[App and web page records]
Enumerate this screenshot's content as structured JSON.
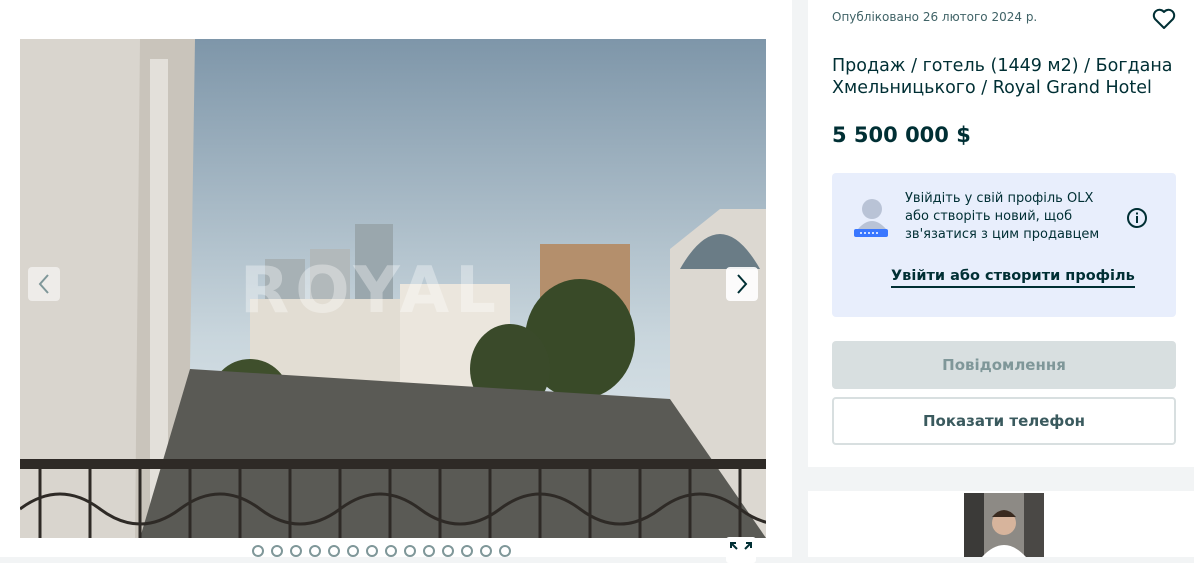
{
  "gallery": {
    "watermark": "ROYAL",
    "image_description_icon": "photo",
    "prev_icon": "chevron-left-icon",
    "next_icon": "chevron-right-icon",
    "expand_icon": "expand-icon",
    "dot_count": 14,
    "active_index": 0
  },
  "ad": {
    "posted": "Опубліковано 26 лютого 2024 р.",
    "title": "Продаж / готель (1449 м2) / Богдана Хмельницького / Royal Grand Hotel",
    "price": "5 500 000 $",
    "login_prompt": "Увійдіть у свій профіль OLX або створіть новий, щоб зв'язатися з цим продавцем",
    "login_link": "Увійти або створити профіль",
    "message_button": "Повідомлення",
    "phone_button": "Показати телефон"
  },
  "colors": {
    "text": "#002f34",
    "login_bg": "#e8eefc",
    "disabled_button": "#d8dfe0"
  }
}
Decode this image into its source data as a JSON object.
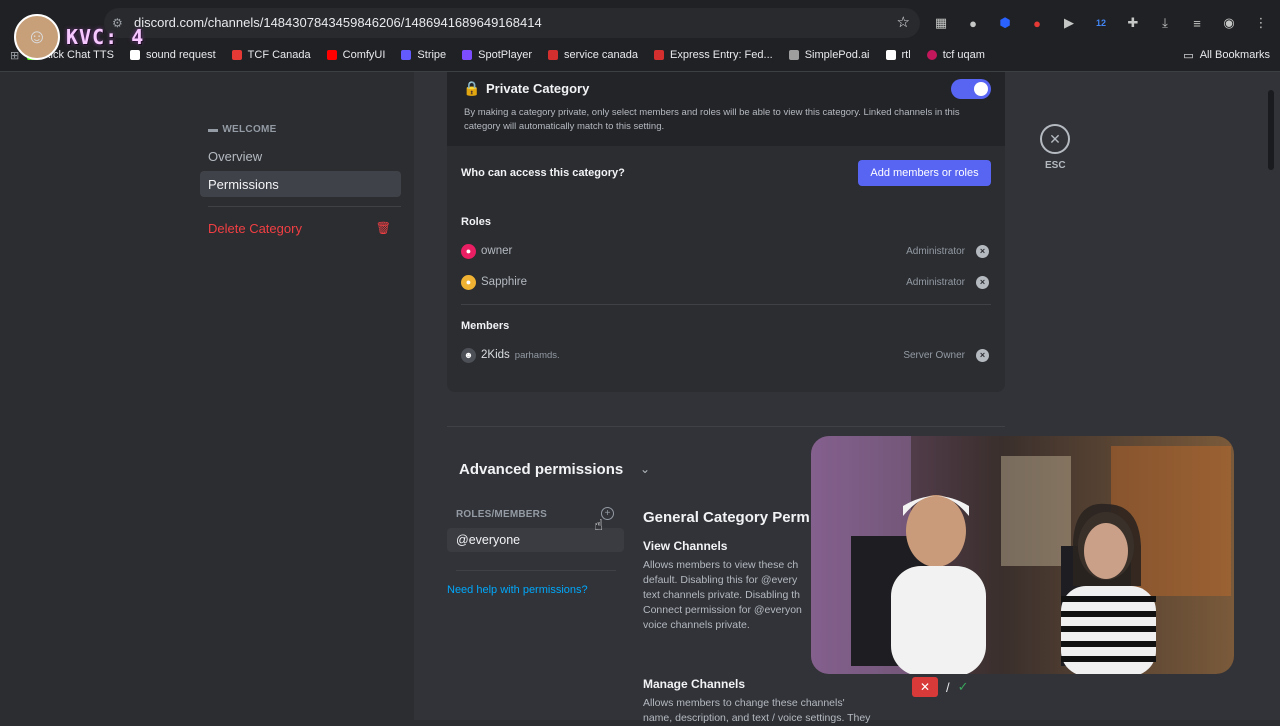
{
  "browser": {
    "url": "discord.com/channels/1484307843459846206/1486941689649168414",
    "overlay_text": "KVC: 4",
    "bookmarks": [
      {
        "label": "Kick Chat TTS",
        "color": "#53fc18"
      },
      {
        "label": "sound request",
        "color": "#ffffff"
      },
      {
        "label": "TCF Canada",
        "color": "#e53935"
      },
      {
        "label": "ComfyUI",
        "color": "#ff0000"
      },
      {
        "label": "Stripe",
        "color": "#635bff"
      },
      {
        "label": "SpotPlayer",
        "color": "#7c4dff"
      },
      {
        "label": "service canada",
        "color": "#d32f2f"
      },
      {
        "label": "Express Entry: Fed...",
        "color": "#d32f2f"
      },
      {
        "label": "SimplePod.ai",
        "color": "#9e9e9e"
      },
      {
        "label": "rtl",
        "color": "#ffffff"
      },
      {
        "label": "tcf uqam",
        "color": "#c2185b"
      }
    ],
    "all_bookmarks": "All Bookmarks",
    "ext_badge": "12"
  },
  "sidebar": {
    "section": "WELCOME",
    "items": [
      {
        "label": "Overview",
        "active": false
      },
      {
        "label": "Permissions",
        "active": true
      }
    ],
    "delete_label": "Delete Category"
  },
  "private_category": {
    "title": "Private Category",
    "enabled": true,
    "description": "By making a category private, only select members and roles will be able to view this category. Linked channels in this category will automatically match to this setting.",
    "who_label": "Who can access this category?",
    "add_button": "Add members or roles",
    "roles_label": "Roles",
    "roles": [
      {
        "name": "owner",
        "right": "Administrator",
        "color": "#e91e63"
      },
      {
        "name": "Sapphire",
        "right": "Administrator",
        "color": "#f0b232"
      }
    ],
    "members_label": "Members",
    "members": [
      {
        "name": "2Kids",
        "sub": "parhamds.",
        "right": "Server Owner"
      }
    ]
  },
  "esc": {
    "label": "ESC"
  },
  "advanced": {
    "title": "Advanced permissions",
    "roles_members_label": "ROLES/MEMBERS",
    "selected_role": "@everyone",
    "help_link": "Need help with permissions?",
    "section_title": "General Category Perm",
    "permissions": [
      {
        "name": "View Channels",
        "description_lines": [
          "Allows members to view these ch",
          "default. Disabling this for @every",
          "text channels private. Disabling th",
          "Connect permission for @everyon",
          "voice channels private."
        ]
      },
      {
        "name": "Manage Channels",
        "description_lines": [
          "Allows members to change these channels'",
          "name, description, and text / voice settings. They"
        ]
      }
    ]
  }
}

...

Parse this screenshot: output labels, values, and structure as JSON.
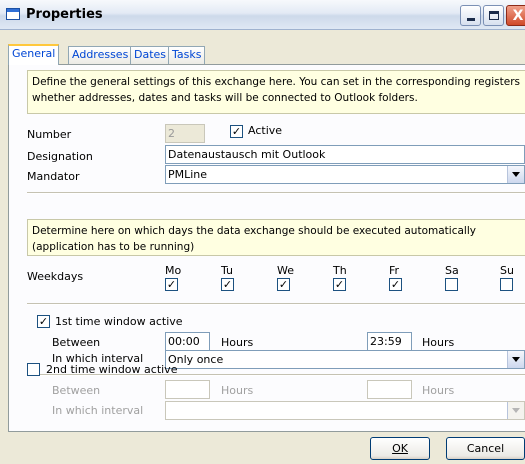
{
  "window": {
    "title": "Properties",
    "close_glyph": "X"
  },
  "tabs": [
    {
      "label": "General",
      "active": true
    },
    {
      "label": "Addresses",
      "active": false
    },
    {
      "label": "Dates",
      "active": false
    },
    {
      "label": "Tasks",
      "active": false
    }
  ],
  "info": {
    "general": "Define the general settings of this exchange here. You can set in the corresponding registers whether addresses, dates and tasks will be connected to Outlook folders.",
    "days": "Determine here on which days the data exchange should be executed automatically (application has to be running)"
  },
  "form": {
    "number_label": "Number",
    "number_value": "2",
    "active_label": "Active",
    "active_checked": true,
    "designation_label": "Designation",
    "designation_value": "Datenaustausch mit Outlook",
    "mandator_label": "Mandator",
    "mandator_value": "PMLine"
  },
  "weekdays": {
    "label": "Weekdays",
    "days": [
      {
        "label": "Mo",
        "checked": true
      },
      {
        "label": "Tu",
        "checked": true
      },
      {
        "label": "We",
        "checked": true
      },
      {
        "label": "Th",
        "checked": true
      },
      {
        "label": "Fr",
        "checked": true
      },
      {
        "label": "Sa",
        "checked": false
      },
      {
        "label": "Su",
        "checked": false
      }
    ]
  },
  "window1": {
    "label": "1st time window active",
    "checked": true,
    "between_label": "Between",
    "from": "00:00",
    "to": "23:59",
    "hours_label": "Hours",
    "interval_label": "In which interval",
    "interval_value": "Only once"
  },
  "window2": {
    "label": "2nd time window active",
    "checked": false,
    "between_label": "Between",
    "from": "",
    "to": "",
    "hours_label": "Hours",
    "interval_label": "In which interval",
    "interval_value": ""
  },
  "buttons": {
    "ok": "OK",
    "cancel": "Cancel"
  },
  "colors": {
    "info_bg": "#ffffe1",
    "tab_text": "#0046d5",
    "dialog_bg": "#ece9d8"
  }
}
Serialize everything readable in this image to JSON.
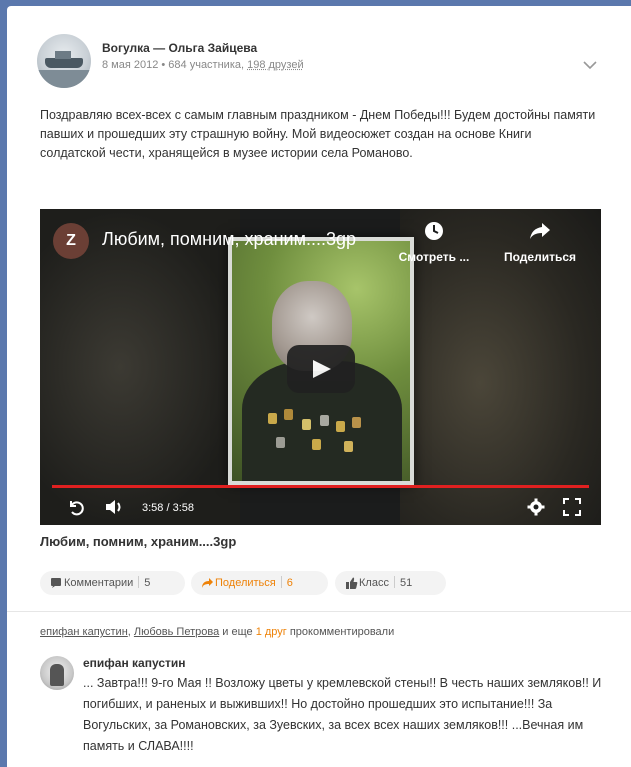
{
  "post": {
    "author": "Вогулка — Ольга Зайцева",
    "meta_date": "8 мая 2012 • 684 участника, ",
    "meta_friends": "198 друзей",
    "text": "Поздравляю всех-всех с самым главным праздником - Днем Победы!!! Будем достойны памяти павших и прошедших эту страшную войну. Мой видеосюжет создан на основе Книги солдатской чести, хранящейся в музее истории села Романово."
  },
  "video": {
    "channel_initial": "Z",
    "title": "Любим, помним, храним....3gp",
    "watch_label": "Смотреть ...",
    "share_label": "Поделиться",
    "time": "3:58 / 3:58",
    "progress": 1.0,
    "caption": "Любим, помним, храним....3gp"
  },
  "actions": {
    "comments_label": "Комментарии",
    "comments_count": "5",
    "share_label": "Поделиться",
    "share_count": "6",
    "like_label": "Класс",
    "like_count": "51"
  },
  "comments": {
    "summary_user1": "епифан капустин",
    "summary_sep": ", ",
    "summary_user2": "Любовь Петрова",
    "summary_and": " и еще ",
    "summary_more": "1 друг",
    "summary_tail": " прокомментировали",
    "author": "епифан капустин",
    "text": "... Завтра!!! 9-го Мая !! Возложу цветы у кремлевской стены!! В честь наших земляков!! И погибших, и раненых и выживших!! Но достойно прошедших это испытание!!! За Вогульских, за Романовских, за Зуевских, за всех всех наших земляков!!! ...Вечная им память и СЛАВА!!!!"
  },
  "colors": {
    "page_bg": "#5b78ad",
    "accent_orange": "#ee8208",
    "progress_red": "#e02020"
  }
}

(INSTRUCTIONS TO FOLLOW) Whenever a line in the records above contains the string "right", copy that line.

(EXERCISE ANSWER)
    "next_icon": "chevron-right-icon",
        "right": "Administrator",
        "right": "Administrator",
        "right": "Server Owner"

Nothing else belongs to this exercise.